(What needs to be done):
The expected answer is every line of the material that contains the word "scale".

(Source data):
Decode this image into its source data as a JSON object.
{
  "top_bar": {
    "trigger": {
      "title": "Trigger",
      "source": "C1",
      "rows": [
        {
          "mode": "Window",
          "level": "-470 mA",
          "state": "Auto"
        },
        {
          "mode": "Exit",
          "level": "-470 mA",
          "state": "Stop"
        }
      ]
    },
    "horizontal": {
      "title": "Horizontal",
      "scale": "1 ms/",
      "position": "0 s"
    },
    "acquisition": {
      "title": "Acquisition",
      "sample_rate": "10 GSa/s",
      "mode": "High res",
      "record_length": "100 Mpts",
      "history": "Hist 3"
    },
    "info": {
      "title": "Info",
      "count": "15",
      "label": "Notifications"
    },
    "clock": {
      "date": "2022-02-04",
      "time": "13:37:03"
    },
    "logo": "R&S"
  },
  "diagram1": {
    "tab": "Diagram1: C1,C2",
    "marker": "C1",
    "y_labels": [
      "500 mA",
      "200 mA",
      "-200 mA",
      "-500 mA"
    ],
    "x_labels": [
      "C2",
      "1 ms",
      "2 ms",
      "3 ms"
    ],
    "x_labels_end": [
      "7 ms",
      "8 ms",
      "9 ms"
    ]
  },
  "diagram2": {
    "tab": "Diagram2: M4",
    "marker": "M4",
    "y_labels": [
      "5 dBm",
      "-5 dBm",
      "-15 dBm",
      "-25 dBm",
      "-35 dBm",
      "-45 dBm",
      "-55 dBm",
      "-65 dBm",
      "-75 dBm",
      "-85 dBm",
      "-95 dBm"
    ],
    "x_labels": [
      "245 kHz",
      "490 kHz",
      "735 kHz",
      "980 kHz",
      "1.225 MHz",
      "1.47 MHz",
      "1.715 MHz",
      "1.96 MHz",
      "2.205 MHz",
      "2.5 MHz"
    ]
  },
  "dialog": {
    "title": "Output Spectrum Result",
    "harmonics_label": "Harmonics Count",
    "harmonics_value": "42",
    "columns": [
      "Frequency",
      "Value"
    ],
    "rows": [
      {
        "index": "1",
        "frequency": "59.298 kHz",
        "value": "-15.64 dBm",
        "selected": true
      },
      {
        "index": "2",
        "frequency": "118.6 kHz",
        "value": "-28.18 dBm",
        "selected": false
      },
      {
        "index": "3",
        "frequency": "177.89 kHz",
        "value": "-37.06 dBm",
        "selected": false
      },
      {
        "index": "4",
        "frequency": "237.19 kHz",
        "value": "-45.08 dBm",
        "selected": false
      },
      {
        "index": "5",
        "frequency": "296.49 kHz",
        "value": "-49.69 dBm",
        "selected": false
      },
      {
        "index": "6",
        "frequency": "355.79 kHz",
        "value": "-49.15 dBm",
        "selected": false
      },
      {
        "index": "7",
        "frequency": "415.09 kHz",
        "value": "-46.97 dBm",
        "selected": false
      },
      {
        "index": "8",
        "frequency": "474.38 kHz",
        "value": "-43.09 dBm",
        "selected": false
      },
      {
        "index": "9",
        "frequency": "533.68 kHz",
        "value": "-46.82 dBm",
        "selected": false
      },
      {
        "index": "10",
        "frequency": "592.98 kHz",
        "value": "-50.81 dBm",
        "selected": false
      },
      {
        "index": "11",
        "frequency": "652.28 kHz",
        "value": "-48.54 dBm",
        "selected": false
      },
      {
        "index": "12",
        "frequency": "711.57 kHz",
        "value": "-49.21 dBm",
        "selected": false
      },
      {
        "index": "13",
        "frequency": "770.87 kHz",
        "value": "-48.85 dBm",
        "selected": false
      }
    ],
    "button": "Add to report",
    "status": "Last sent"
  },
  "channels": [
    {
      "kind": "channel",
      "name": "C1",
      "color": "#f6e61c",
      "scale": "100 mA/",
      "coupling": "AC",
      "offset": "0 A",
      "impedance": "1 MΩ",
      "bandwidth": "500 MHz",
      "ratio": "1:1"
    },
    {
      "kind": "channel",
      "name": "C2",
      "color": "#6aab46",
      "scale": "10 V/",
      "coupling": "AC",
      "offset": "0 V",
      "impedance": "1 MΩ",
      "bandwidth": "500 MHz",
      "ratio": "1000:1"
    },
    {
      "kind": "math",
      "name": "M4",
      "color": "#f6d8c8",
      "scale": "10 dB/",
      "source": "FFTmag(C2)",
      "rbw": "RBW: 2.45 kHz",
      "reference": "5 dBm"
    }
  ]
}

(Response for this exercise):
      "scale": "1 ms/",
      "scale": "100 mA/",
      "scale": "10 V/",
      "scale": "10 dB/",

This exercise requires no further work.